Data about app and page elements
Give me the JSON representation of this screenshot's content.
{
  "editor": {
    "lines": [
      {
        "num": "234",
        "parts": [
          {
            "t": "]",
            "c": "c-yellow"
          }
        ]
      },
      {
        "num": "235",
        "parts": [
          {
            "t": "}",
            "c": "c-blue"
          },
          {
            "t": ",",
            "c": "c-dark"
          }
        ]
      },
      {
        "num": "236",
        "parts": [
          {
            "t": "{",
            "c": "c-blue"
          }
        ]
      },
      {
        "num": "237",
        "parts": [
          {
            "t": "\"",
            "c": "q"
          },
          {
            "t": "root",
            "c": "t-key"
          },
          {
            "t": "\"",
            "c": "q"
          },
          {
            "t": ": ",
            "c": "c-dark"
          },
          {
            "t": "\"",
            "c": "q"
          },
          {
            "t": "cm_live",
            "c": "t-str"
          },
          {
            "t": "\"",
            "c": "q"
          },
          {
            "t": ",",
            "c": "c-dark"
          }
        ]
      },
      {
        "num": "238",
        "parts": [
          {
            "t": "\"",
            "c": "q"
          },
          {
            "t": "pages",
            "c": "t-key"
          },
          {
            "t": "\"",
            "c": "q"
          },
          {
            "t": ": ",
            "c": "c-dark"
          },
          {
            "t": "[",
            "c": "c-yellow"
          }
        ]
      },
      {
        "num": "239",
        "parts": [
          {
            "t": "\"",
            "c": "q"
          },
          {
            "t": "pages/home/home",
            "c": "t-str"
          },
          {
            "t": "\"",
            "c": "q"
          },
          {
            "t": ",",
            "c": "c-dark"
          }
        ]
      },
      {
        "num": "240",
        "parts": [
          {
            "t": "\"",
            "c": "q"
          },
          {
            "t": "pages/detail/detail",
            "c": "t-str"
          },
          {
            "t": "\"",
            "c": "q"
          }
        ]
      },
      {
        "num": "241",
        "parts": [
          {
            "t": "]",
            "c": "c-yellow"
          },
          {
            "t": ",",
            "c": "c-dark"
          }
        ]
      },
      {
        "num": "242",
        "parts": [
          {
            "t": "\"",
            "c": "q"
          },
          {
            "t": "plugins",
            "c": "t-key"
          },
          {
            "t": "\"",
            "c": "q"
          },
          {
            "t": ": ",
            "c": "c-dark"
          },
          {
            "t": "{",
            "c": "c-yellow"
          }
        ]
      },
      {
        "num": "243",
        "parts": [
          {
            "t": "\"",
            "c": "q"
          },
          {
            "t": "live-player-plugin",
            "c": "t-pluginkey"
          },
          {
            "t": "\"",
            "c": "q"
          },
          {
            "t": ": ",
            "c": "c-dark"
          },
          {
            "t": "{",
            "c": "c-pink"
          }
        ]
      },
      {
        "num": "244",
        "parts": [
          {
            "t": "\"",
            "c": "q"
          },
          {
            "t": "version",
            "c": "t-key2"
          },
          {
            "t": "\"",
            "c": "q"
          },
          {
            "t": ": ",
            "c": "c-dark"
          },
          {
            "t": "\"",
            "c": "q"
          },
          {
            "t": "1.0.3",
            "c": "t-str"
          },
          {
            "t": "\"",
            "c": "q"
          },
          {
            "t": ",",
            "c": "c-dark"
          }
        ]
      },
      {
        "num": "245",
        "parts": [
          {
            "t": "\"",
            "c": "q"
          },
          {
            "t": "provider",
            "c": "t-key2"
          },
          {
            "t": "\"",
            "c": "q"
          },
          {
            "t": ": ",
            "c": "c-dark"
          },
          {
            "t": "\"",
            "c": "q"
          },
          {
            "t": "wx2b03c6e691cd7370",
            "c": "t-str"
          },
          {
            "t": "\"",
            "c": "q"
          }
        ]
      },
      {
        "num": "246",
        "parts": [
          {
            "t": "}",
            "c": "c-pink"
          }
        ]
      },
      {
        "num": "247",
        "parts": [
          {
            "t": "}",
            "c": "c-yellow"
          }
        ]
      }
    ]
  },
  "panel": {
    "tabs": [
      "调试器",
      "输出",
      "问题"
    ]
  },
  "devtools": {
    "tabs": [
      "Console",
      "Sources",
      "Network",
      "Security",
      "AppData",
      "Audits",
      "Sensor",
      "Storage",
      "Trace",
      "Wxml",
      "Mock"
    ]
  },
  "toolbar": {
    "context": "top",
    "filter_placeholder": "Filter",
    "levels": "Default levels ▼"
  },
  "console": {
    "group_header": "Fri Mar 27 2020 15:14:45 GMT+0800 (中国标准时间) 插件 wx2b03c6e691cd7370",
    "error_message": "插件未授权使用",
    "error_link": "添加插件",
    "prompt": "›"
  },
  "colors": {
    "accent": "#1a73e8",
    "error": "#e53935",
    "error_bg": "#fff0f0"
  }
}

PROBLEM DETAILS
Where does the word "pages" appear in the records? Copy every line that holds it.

COMPLETED EXERCISE
            "t": "pages",
            "t": "pages/home/home",
            "t": "pages/detail/detail",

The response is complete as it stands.